|Interaction||Components & Design|
At least according to Cyrille Leroy and his game Sapiens, stone age people used strategies they learned from playing Dominoes to secure food and shelter. And he’s a game designer, he wouldn’t lie about something like that. Okay, enough with the nonsense. Sapiens is a tile-laying game that uses the basic idea of Dominoes in a modern, euro-style game. Each tile is a rectangle showing two different scenes, landscapes or activities from everyday stone age life. When placing those tiles, scenes may only touch scenes of the same type, and when they do you earn points and bonuses.
All the tiles you place come from your personal tile pool and go to your personal board, there is no shared board with the other players. On your turn, you place one of the four tiles in your personal pool, refill that from the common pool and the common pool from the draw pile. The tile you place scores Food Points for each of its scenes that touches a matching scene – that’s at least one, because you may only place adjacent to a tile already in play, but it might be both at once if you planned well. How many Food Points you get is printed on the board space each scene covers, so where you place a tile is important for your score, too.
But Food Points are only one benefit of placing a tile, the other is the scene bonus you receive for each matching scene you place. Those bonuses are as simple as they are powerful. For instance, matching a Picking scene – as in picking fruit – is worth an additional Food Point. Given that the highest number of Food Points on the board is four, earning an extra one is a big deal. Not as straightforward, but even more powerful when used right, is the Water scene that lets you swap a tile from your personal pool with the common pool or with another player’s personal pool. Or the Fight scene, which places a token on an opponent’s tile and awards you one of their Food Points when they place that tile. With every player playing on their own board Sapiens is still not a hugely interactive game, but it’s also not what they call multiplayer solitaire thanks to those bonuses. And they may not do much, but using bonuses right can make you really, really unpopular with your opponents.

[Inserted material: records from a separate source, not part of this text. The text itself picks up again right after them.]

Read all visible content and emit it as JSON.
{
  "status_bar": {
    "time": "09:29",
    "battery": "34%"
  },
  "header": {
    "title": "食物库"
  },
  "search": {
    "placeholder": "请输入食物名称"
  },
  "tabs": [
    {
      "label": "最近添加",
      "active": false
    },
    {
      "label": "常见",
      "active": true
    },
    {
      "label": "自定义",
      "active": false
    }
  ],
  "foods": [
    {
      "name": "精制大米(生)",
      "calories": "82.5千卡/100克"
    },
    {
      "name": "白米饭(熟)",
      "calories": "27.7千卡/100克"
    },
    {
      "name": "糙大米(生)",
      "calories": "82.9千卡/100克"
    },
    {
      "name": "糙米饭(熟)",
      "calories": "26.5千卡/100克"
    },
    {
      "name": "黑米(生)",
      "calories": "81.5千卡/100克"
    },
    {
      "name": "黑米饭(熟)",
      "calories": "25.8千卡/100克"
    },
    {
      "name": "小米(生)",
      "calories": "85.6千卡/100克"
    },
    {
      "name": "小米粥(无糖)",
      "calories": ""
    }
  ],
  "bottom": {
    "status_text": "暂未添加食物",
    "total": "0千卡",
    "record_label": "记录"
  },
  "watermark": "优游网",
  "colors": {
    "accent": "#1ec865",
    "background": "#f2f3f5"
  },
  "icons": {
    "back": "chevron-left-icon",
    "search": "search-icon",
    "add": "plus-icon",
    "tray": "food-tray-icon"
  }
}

Other scene bonuses award you Shelter Points, the other score next to Food Points. It’s important that you keep those two scores balanced, because the higher one will be discarded at the end of the game and the player with the highest lower score wins. Your main source of Shelter Points are the caves around the edge of your board. Reach one of them by placing a tile so that one scene covers the cave and you score Shelter Points for it. But earning three Shelter Points as the bonus from a Camp scene is not bad, either. You can also earn Shelter Points when you take a Fire scene bonus and place a bear on an opponent’s board that will block the space it sits on until he spends his own Fire bonus to get rid of it. Why does giving a bear to another player earn Shelter Points for you? Probably because a bear in his territory isn’t in yours, so it makes your tribe safer.

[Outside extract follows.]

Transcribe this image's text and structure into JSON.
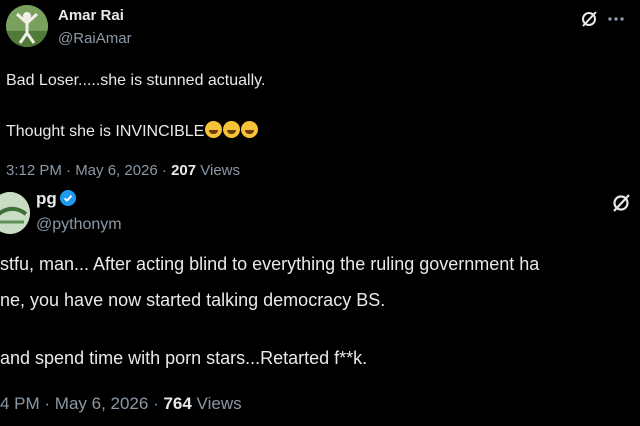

Described above are not all the possible scene bonuses, but they should give you an impression that those things are very useful. Their only downside is that you have to take them the moment you place the tile, you can’t save them for later. That’s where the caves become really useful once more, securing one of those for your tribe lets you take the more rare cave bonus tokens. They do mostly the same as the scene bonuses, but you get to keep them for later and use them exactly when you need them.
The game ends when all tiles are gone from the draw pile and common pool, usually after 30-45 minutes. The winner is the player who’s lower score is the highest.
Sapiens was a game that surprised me in a good way. After reading the description, I had this idea of Dominoes with a theme glued on. But while the basic idea of having tiles with two halves that have to match other tiles is similar, Sapiens adds a nice amount of strategy over any Dominoes variant that I ever played. Unlike Dominoes, where you play tiles in a line, Sapiens gives you a two-dimensional grid to work with, and that gives you many opportunities to lock yourself out of places where you really wanted to place a tile. Planning a few steps ahead is important to prevent that, and that extends to picking your tiles from the common pool.
The second surprise was the amount of interaction in Sapiens. I can’t deny that play mostly happens on your own board, away from the other players, but the various scene bonuses offer a few options to mess with your opponents. The interaction is all negative, meaning all you can do is mess things up for your opponent, not do anything mutually beneficial. Usually, that’s something that would put me off a game, especially a family game, but Sapiens lets you choose how much you interact. If your group isn’t into messing up with each other, then you just use those bonuses less, the game is a bit less interactive, but it still works and is fun. If, on the other hand, you play with the kind of people that live to mess with each other, then Fights, Fires, and especially Water let you do that. It’s not immediately obvious, but Water is easily the nastiest of the bunch. Swapping out the one tile an opponent can use on their next turn against something they can not is what gets you thrown out of the family home on Thanksgiving before turkey is served. Just trust me on that.
Of course, even with all that, Sapiens is not a very interactive game. It strikes a good balance between puzzling out your own best solution and doing things to your opponents. It’s a light game, but with a satisfying amount of planning required. And did I mention it manages to make a Dominoes game look good? Because it does that, too.